The site was down most of today while I was struggling with a new router intended to make it easier for me to connect to the net from my laptop. It is a Linksys wired/wireless broadband router WRT54G, not completely dissimilar to the Linksys router that went flaky on me last winter (at least the management interface over the web seemed quite similar). I got it to the point where I was able to set up static IP on my LAN and ping out to the net, but for some reason when I pointed a web browser to those same servers and tried to get into any sites, it would just sit there. At the same time I was trying to figure out how to get the wireless card from IBM into my laptop, a procedure which involved updating the BIOS amid numerous warnings from the doc writers. I spent a lot of time going from the Linksys back to the Netgear wired router (to check settings) and vice versa, time which could perhaps have been better spent doing real work.
Here are my main gripes about the router configuration process.
- The wizard on the CD seems useless unless you want a plain DHCP configuration. In my case, to run a web server I wanted static IP on the LAN side, plus the connection to the Verizon WAN uses PPPoE and I didn't see any place to input the user name and password through the program. So I was forced to go to the web interface and tweak settings manually.
- The help text is pretty vague in places. The critical gateway setting which has to point to the local IP of the router isn't explained well, for instance. When I had the Netgear up I was able to go to linksys.com and use the self-help there which was a little better at explaining this.

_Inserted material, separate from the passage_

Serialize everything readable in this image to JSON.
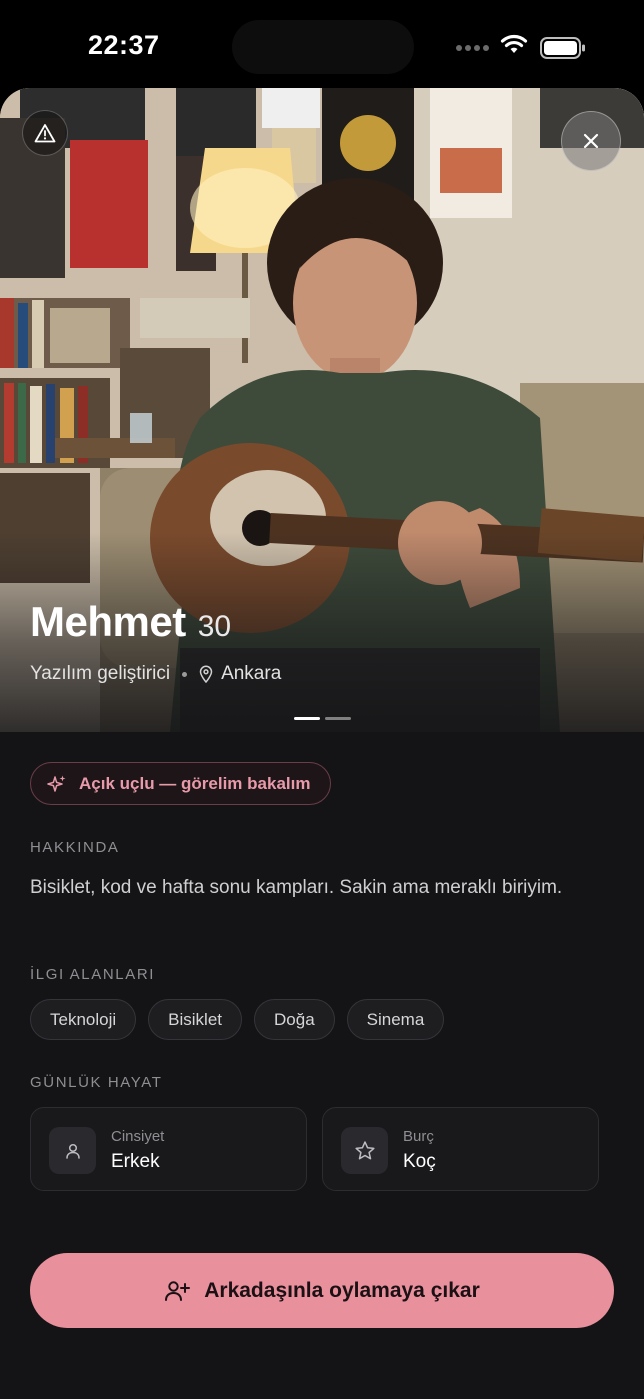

- Also on the documentation side, the help doesn't clearly distinguish between the LAN and the WAN side (ambiguity about what they mean by "setting up Static IP" for instance), and also between incoming server-side ports and outgoing client ports. Since I'm not sure whether my problem might be related to (on the one hand) firewall settings or (on the other) access control, the distinction between these last two is crucial.